"We believe this can be traced back to the Zarqawi al Qaeda movement," said the State Department's coordinator for Iraq policy, Ambassador James Jeffrey, adding the United States would do all it could to track down the perpetrators.
Asked what evidence the United States had to link the attack to al Qaeda, Jeffrey said Abu Musab al-Zarqawi, the al Qaeda leader in Iraq, had often called for attacks on Shi'ite targets and said they were aimed at sparking civil war.
"We are trying to connect the dots," he told reporters at the State Department. "We certainly think it would be in line with what they have been saying and doing."
The attack on the Golden Mosque in Samarra provoked outrage and counter-attacks at Sunni mosques in Baghdad where police said three clerics were among six people killed.
Earlier, Iraqi President Jalal Talabani made an urgent appeal not to let the country slide into civil war, a call echoed by Jeffrey.
"We find all of these (attacks) to be extremely troubling. We find all of them certainly to be efforts to spark a civil war. We think the Iraqis will do their very best to avoid just that. They understand the risks better than we," said Jeffrey.
Jeffrey said he believed the attack was aimed at sabotaging the creation of a new Iraqi government.
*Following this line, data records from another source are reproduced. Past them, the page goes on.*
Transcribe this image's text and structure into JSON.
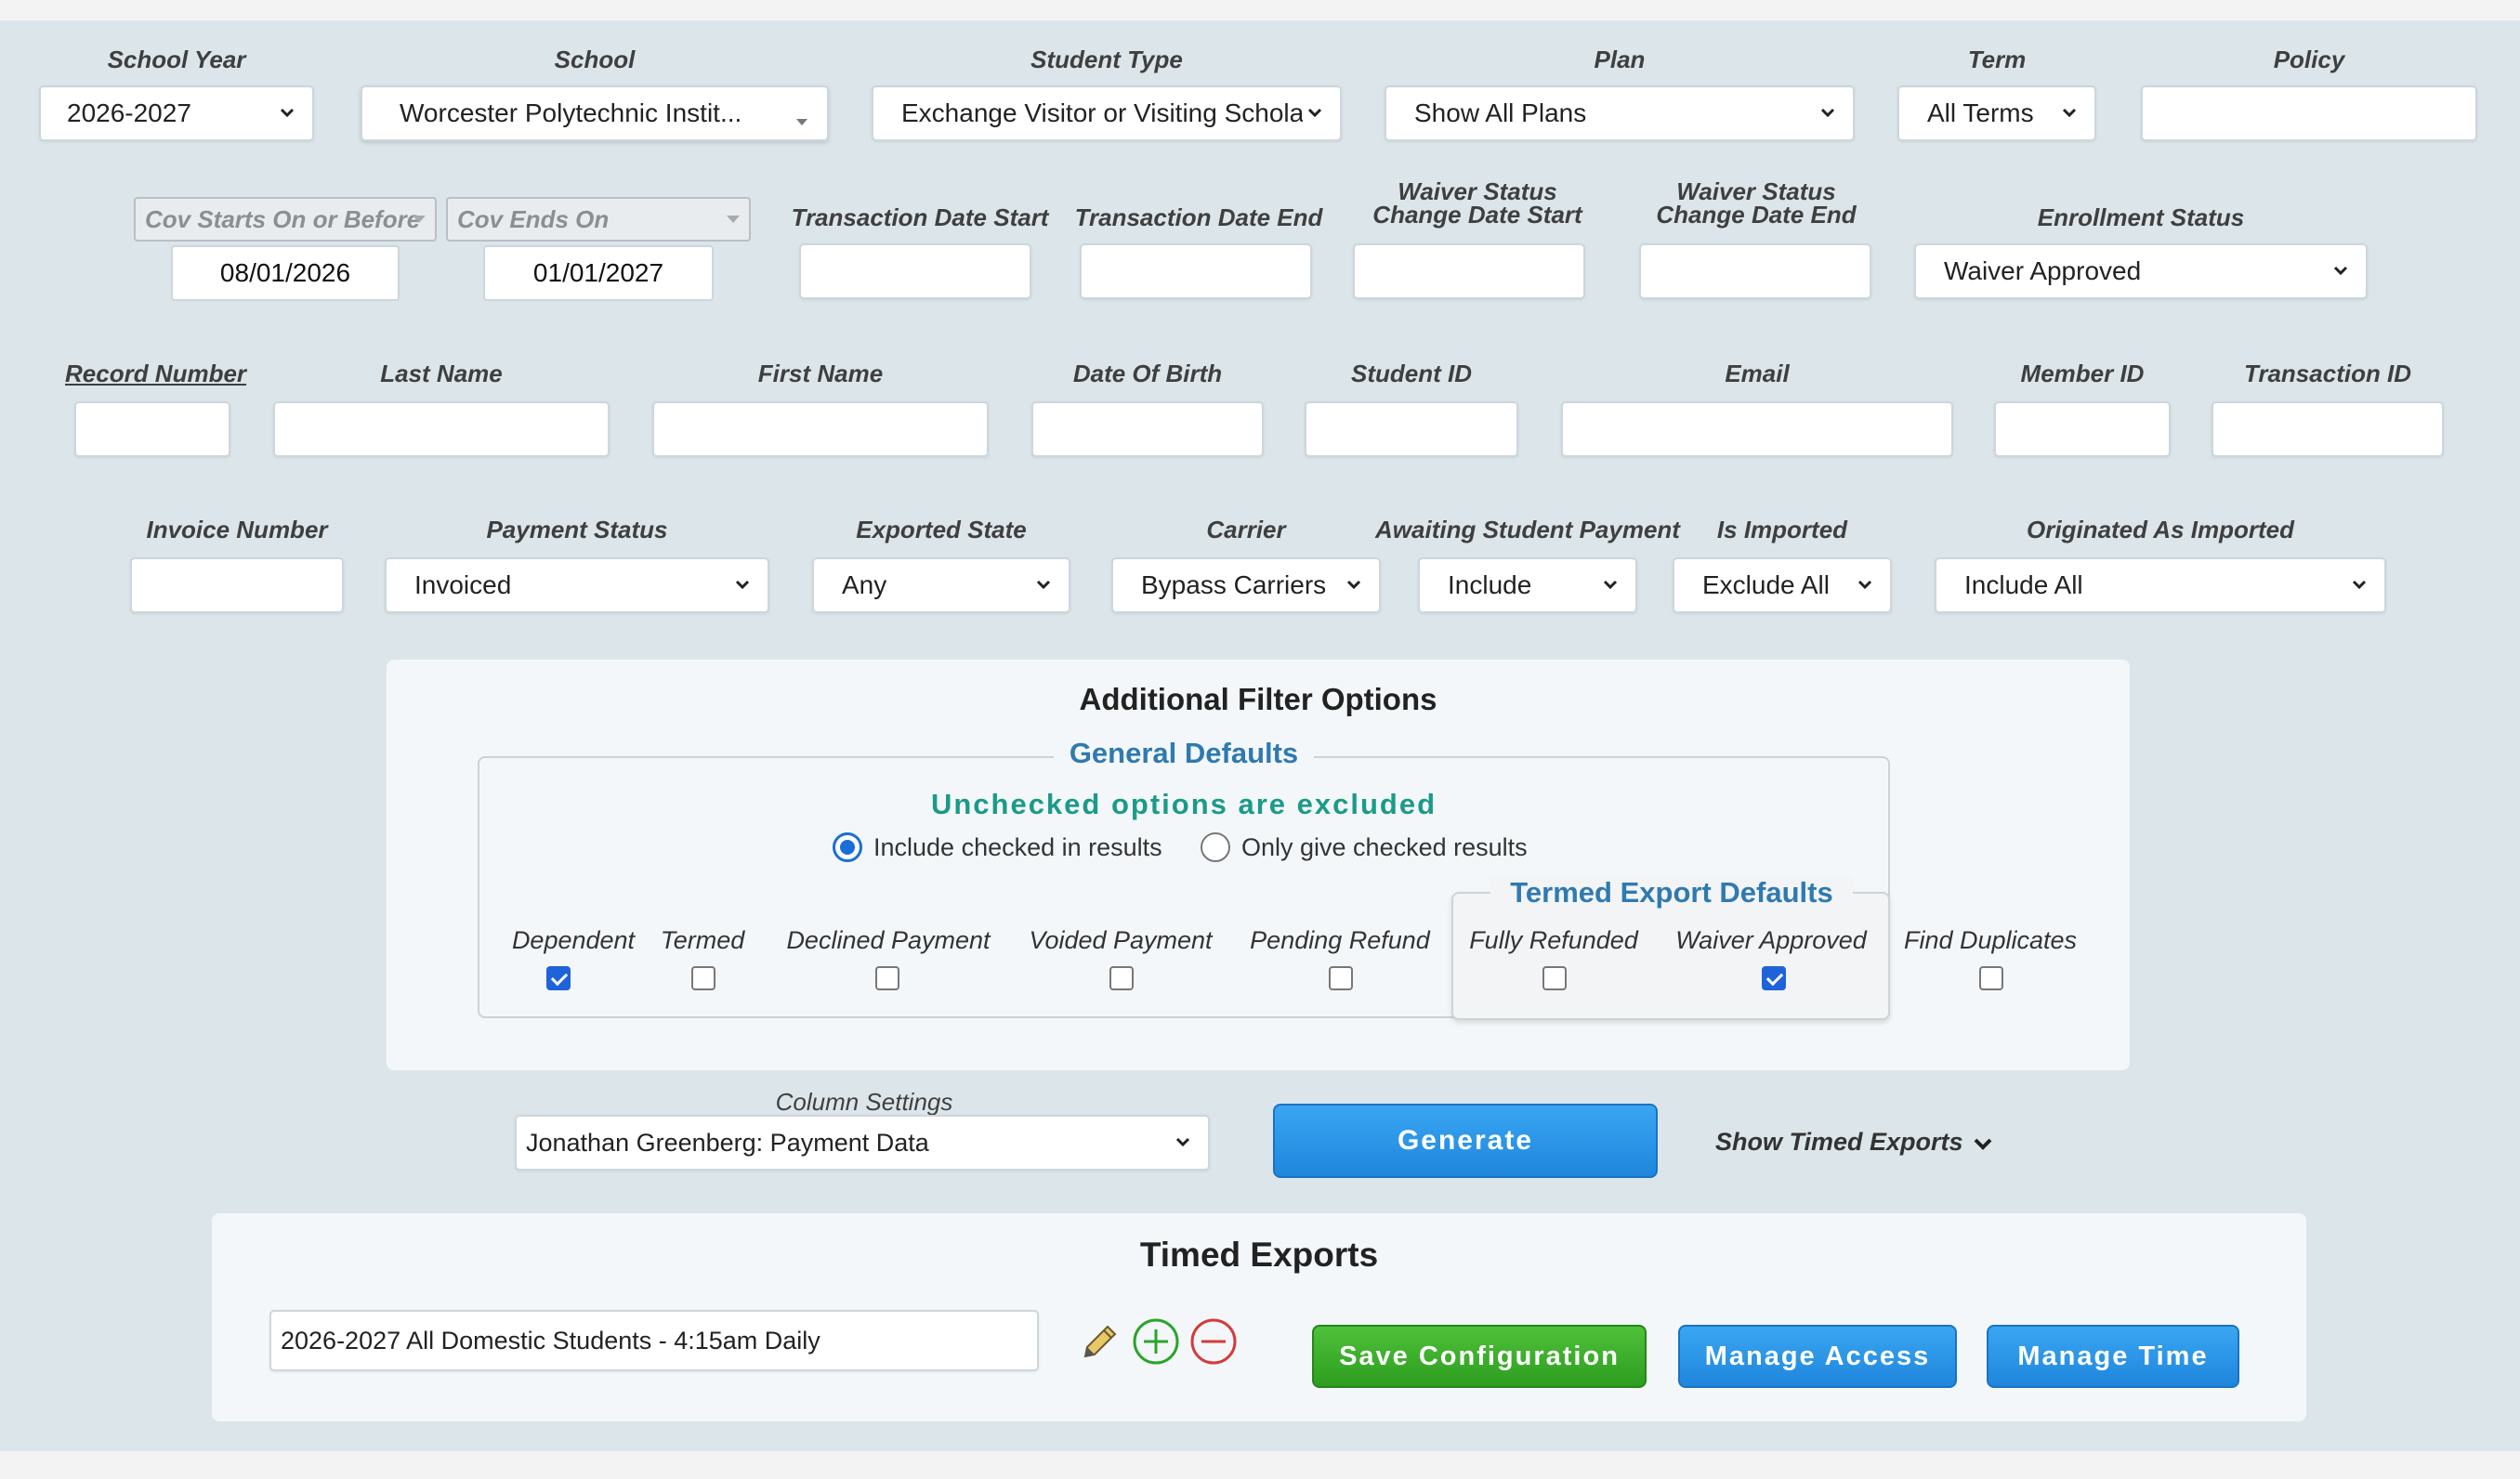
{
  "filters": {
    "school_year": {
      "label": "School Year",
      "value": "2026-2027"
    },
    "school": {
      "label": "School",
      "value": "Worcester Polytechnic Instit..."
    },
    "student_type": {
      "label": "Student Type",
      "value": "Exchange Visitor or Visiting Scholar"
    },
    "plan": {
      "label": "Plan",
      "value": "Show All Plans"
    },
    "term": {
      "label": "Term",
      "value": "All Terms"
    },
    "policy": {
      "label": "Policy",
      "value": ""
    },
    "cov_start": {
      "select_label": "Cov Starts On or Before",
      "value": "08/01/2026"
    },
    "cov_end": {
      "select_label": "Cov Ends On",
      "value": "01/01/2027"
    },
    "transaction_date_start": {
      "label": "Transaction Date Start"
    },
    "transaction_date_end": {
      "label": "Transaction Date End"
    },
    "waiver_status_change_start": {
      "label_line1": "Waiver Status",
      "label_line2": "Change Date Start"
    },
    "waiver_status_change_end": {
      "label_line1": "Waiver Status",
      "label_line2": "Change Date End"
    },
    "enrollment_status": {
      "label": "Enrollment Status",
      "value": "Waiver Approved"
    },
    "record_number": {
      "label": "Record Number"
    },
    "last_name": {
      "label": "Last Name"
    },
    "first_name": {
      "label": "First Name"
    },
    "date_of_birth": {
      "label": "Date Of Birth"
    },
    "student_id": {
      "label": "Student ID"
    },
    "email": {
      "label": "Email"
    },
    "member_id": {
      "label": "Member ID"
    },
    "transaction_id": {
      "label": "Transaction ID"
    },
    "invoice_number": {
      "label": "Invoice Number"
    },
    "payment_status": {
      "label": "Payment Status",
      "value": "Invoiced"
    },
    "exported_state": {
      "label": "Exported State",
      "value": "Any"
    },
    "carrier": {
      "label": "Carrier",
      "value": "Bypass Carriers"
    },
    "awaiting_student_payment": {
      "label": "Awaiting Student Payment",
      "value": "Include"
    },
    "is_imported": {
      "label": "Is Imported",
      "value": "Exclude All"
    },
    "originated_as_imported": {
      "label": "Originated As Imported",
      "value": "Include All"
    }
  },
  "additional": {
    "title": "Additional Filter Options",
    "general_defaults": "General Defaults",
    "unchecked_note": "Unchecked options are excluded",
    "radio_include": "Include checked in results",
    "radio_only": "Only give checked results",
    "termed_export_defaults": "Termed Export Defaults",
    "checkboxes": [
      {
        "label": "Dependent",
        "checked": true
      },
      {
        "label": "Termed",
        "checked": false
      },
      {
        "label": "Declined Payment",
        "checked": false
      },
      {
        "label": "Voided Payment",
        "checked": false
      },
      {
        "label": "Pending Refund",
        "checked": false
      },
      {
        "label": "Fully Refunded",
        "checked": false
      },
      {
        "label": "Waiver Approved",
        "checked": true
      },
      {
        "label": "Find Duplicates",
        "checked": false
      }
    ]
  },
  "column_settings": {
    "label": "Column Settings",
    "value": "Jonathan Greenberg: Payment Data"
  },
  "generate_label": "Generate",
  "show_timed_exports": "Show Timed Exports",
  "timed_exports": {
    "title": "Timed Exports",
    "value": "2026-2027 All Domestic Students - 4:15am Daily",
    "save_label": "Save Configuration",
    "manage_access_label": "Manage Access",
    "manage_time_label": "Manage Time"
  },
  "colors": {
    "accent_blue": "#1f86dc",
    "save_green": "#2e9d1f",
    "teal_note": "#1b9a8a",
    "legend_blue": "#2f7ab0"
  }
}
Earlier this week, the US ambassador to Iraq issued a tough statement warning Iraq's leaders that Washington would not tolerate sectarianism or militias in the new government and its security forces.
Ambassador Zalmay Khalilzad said the United States was investing billions of US taxpayer dollars into these forces and expected this money to be spent properly.
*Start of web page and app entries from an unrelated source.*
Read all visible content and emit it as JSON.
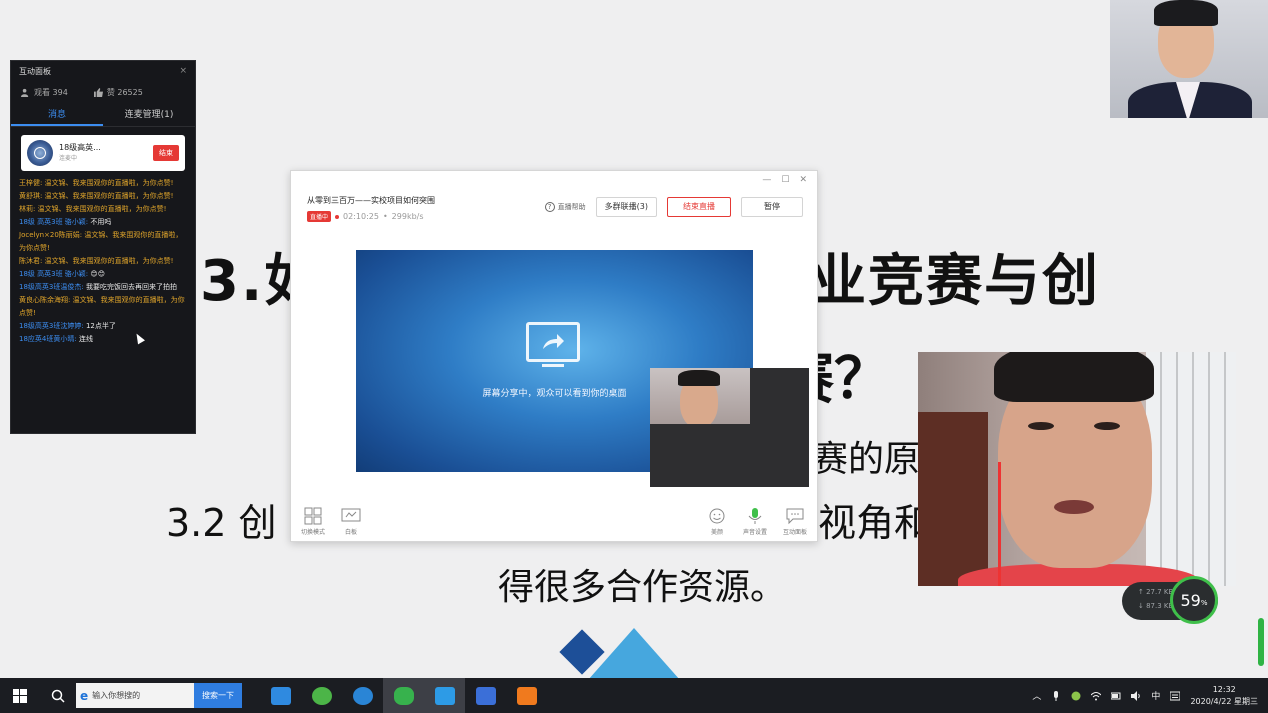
{
  "slide": {
    "title_left": "3.如",
    "title_right": "业竞赛与创",
    "title_line2": "赛？",
    "line_a": "赛的原",
    "line_b_left": "3.2 创",
    "line_b_right": "视角和",
    "line_c": "得很多合作资源。"
  },
  "panel": {
    "title": "互动面板",
    "close": "×",
    "viewers": "观看 394",
    "likes": "赞 26525",
    "tabs": [
      "消息",
      "连麦管理(1)"
    ],
    "group": {
      "name": "18级高英...",
      "sub": "连麦中",
      "button": "结束"
    },
    "messages": [
      {
        "who": "王梓健: ",
        "msg": "温文锦、我来围观你的直播啦，为你点赞!",
        "blue": false
      },
      {
        "who": "黄舒琪: ",
        "msg": "温文锦、我来围观你的直播啦，为你点赞!",
        "blue": false
      },
      {
        "who": "林莉: ",
        "msg": "温文锦、我来围观你的直播啦，为你点赞!",
        "blue": false
      },
      {
        "who": "18级 高英3班 骆小颖: ",
        "msg": "不用吗",
        "blue": true
      },
      {
        "who": "Jocelyn×20陈丽娟: ",
        "msg": "温文锦、我来围观你的直播啦，为你点赞!",
        "blue": false
      },
      {
        "who": "陈沐君: ",
        "msg": "温文锦、我来围观你的直播啦，为你点赞!",
        "blue": false
      },
      {
        "who": "18级 高英3班 骆小颖: ",
        "msg": "😊😊",
        "blue": true
      },
      {
        "who": "18级高英3班温俊杰: ",
        "msg": "我要吃完饭回去再回来了拍拍",
        "blue": true
      },
      {
        "who": "黄良心陈余海翔: ",
        "msg": "温文锦、我来围观你的直播啦，为你点赞!",
        "blue": false
      },
      {
        "who": "18级高英3班沈婷婷: ",
        "msg": "12点半了",
        "blue": true
      },
      {
        "who": "18应英4班黄小晴: ",
        "msg": "连线",
        "blue": true
      }
    ]
  },
  "live": {
    "title": "从零到三百万——实校项目如何突围",
    "tag": "直播中",
    "time": "02:10:25",
    "bitrate": "299kb/s",
    "help": "直播帮助",
    "multi_btn": "多群联播(3)",
    "end_btn": "结束直播",
    "pause_btn": "暂停",
    "share_text": "屏幕分享中，观众可以看到你的桌面",
    "tools_left": [
      "切换模式",
      "白板"
    ],
    "tools_right": [
      "美颜",
      "声音设置",
      "互动面板"
    ],
    "win_controls": [
      "—",
      "☐",
      "✕"
    ]
  },
  "net": {
    "up": "↑ 27.7 KB/s",
    "down": "↓ 87.3 KB/s",
    "percent": "59",
    "percent_unit": "%"
  },
  "taskbar": {
    "search_placeholder": "输入你想搜的",
    "search_button": "搜索一下",
    "ime": "中",
    "time": "12:32",
    "date": "2020/4/22 星期三"
  },
  "colors": {
    "accent_blue": "#3c8df0",
    "live_red": "#e53935",
    "panel_bg": "#16171b",
    "chat_gold": "#e0a52b"
  }
}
Asked whether this meant that the United States would soon cut funding, Jeffrey said the United States was putting about $15 billion into Iraq's security forces and there was an obligation to ensure this money was not wasted.
"To some degree we have to look at the leadership of those (Iraqi) ministries," he said.